* _Source data_:
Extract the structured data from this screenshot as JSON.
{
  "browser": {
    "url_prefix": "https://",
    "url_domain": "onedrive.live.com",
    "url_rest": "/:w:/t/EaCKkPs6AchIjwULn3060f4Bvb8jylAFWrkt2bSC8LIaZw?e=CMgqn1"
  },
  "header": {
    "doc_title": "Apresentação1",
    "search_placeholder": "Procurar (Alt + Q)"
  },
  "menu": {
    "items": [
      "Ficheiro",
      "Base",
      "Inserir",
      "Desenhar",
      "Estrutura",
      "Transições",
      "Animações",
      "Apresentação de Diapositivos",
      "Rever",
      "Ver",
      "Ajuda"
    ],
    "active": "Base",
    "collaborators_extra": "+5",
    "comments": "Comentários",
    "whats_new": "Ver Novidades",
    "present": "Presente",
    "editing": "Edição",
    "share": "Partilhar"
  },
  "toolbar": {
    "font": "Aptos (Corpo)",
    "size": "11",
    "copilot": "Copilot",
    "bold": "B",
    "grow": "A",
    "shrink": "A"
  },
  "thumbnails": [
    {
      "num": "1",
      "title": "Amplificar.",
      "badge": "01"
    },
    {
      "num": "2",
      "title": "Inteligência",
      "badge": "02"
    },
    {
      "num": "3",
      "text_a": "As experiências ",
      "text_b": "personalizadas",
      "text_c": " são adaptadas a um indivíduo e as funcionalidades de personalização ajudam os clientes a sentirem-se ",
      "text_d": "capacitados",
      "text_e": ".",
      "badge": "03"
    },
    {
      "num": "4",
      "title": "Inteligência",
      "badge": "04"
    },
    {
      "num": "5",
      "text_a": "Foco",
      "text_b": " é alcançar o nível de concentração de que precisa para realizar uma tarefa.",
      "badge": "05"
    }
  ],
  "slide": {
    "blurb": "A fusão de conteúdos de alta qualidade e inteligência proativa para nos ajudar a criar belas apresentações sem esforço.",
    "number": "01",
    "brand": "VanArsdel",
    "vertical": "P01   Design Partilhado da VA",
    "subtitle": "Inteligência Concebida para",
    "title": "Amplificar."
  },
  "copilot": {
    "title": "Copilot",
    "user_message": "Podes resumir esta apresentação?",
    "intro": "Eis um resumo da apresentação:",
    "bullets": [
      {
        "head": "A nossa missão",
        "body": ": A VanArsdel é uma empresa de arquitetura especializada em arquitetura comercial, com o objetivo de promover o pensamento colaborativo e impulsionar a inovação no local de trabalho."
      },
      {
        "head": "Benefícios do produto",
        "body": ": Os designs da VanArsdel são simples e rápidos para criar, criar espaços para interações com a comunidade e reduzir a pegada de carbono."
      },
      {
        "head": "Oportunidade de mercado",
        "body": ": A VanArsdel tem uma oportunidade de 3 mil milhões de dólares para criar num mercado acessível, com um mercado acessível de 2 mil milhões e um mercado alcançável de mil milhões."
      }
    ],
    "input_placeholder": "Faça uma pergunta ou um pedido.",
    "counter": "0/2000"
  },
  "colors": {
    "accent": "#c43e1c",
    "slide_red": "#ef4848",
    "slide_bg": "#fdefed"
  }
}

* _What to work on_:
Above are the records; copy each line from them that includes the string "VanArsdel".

* _Exercise solution_:
    "brand": "VanArsdel",
        "body": ": A VanArsdel é uma empresa de arquitetura especializada em arquitetura comercial, com o objetivo de promover o pensamento colaborativo e impulsionar a inovação no local de trabalho."
        "body": ": Os designs da VanArsdel são simples e rápidos para criar, criar espaços para interações com a comunidade e reduzir a pegada de carbono."
        "body": ": A VanArsdel tem uma oportunidade de 3 mil milhões de dólares para criar num mercado acessível, com um mercado acessível de 2 mil milhões e um mercado alcançável de mil milhões."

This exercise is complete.